=== Begin Enclosure ===

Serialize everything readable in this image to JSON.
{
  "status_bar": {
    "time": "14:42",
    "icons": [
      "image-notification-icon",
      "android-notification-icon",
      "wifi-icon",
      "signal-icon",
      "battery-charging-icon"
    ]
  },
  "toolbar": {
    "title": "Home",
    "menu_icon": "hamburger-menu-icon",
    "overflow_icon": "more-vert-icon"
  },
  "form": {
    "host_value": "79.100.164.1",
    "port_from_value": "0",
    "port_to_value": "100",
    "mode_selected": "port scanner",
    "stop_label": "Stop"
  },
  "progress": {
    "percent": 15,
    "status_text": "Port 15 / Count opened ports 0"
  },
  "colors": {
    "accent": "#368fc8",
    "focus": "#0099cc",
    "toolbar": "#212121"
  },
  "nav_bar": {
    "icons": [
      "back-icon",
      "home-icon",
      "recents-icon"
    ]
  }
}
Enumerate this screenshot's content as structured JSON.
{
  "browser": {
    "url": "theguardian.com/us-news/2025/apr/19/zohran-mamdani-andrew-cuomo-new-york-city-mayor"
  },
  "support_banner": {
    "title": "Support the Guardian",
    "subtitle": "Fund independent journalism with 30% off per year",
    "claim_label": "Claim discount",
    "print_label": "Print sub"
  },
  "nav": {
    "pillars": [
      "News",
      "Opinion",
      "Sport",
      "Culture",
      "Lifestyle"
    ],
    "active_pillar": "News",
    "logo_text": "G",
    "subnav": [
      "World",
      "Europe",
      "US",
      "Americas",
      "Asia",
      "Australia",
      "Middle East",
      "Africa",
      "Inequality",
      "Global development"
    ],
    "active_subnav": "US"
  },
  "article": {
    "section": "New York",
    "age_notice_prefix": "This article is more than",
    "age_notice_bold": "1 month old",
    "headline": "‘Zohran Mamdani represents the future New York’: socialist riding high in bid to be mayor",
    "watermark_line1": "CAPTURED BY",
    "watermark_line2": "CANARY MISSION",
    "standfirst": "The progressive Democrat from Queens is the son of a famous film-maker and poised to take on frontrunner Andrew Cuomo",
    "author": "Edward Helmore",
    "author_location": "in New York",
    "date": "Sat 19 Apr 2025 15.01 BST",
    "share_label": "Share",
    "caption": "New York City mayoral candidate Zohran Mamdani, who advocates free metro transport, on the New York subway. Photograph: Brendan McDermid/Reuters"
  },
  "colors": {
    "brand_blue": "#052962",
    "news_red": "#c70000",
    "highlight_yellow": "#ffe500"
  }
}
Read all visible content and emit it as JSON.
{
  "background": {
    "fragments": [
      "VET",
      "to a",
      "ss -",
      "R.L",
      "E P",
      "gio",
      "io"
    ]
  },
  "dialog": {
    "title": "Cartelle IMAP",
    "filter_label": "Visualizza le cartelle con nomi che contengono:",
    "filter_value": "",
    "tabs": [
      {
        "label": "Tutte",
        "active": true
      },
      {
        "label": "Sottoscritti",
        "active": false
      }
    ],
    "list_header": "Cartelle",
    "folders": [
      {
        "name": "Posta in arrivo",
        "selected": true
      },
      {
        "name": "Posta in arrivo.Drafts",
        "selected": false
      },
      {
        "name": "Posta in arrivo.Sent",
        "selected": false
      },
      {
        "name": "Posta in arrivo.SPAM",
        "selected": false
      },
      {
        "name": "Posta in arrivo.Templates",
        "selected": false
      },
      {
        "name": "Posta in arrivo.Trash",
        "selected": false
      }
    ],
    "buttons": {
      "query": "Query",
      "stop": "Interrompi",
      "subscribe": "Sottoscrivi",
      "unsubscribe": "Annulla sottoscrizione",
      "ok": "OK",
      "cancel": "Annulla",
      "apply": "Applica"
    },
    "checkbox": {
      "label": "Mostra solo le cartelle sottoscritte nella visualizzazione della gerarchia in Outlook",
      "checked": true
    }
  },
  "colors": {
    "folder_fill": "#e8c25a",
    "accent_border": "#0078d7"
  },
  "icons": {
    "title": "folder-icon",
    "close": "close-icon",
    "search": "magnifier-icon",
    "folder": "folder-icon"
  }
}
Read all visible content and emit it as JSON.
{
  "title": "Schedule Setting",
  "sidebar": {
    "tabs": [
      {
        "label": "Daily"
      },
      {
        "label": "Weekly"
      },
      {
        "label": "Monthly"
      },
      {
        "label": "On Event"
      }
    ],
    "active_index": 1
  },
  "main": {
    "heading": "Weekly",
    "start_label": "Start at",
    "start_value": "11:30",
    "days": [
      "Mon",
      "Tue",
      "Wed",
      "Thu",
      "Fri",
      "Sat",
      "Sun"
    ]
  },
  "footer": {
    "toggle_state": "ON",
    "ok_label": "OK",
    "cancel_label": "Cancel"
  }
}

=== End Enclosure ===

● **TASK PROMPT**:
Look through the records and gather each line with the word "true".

● **RESPONSE TO THE EXERCISE**:
        "active": true
        "selected": true
      "checked": true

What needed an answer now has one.